In fact, the expected cut of CO2 emissions by 2030 will be the result of a significant decrease of natural gas consumption, while implementing energy efficiency and insulation measures, both in existing and new buildings. Already in the period 2008-2016, up to €13 billion have been invested in energy-related projects, specifically in offshore wind power and energy efficiency.

Romania – A missed opportunity

Romania is a large producer of natural gas and a net-exporter of electricity since 2005. In 2016, gas production was 30% of the total national energy production, followed by 24% from renewable energy. Nuclear energy is expected to take a stronger role in the future energy mix, by replacing – together with gas – the country’s oil sources.

The Romanian plan for the development of its National Gas Transmission System, indicates several hundred million Euro to be invested in developing the Romanian natural gas infrastructure for the period 2018-2027. The aim of these projects – which involve several neighbouring countries (Bulgaria, Hungary, Turkey, Ukraine, etc.) – is to satisfy European objectives such as security of gas supply, gas interconnections across the Union, and the liberalization of the gas market.

Nevertheless, while gas production for domestic use and exports are expected to remain stable, Romania is producing more and more renewable energy. Romania has recently experienced an economic boom in the renewable energy sector. This has given jobs to around 45,000 people and a significant wind power potential is still to be exploited.

Considering the expected decrease of gas consumption in the EU and the decreasing competitiveness of gas compared to renewables, Romania is investing in pipelines and wells that might face declining demand at the expense of an opportunity to boost its clean economy transition

Denmark – investing in the renewable alternative

As the two previous examples, Denmark is a net exporter of natural gas. Despite that, the gas share in the national energy mix is expected to decreased from around 17% to 12% by 2030. The Danish NECP is clearly pointing to a scenario where the country is less dependent on fossil fuels (especially coal and gas) and increasingly investing in building a stable electricity network for renewable energy.

The Danish gas production is expected to decrease as more renewable energy provides a cheaper alternative and as the main gas facility (Tyra) will temporarily need to be shut down for renovation between 2019 and 2022. This will be a challenge in term of security of supply for the country, but also a test for the national transmission system.
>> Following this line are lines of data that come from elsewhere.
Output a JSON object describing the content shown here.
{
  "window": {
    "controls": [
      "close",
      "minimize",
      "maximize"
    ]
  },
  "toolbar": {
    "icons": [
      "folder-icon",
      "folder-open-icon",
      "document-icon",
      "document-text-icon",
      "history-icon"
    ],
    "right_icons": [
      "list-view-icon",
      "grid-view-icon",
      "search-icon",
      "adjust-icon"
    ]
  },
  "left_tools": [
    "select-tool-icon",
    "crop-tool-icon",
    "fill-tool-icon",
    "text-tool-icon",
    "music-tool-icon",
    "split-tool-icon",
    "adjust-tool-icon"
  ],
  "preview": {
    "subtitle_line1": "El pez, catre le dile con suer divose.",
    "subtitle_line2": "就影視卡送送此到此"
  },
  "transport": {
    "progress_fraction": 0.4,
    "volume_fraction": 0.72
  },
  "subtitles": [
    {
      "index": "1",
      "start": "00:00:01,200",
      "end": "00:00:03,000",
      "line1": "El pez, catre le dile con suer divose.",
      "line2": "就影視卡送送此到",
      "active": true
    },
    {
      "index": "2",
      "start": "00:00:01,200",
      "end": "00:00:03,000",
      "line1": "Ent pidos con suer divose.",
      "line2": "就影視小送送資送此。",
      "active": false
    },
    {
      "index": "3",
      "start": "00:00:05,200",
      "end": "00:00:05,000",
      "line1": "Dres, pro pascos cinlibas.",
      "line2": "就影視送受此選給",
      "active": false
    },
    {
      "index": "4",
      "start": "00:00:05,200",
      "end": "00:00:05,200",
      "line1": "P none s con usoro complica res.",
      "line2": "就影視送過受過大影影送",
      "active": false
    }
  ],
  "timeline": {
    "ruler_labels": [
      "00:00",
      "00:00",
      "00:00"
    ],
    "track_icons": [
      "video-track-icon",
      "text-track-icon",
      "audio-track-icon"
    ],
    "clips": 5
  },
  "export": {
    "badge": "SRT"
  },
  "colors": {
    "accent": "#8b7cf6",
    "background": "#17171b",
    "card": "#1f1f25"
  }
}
There are no projects in the pipeline for the Danish gas network itself, yet, Denmark supports the Baltic Pipe Project, which will bring Norwegian gas to Poland through Denmark.

Several electricity transmission projects are planned in order to increase the interconnectivity capacity in the North Seas Countries and support the security of supply. This is to accommodate the increased share of wind and solar power in the national energy mix.

In addition to this, Denmark expects that at least 90% of district heating consumption will come from clean energy sources by 2030. Consequently, heat pumps are expected to replace the use of wood pellets, oil and natural gas in space heating.

Disclaimer: this article is not intended to provide a comprehensive analysis of the drafts National Energy and Climate Plans submitted by these three countries.

This article was originally published in RiEnergia (in Italian) here.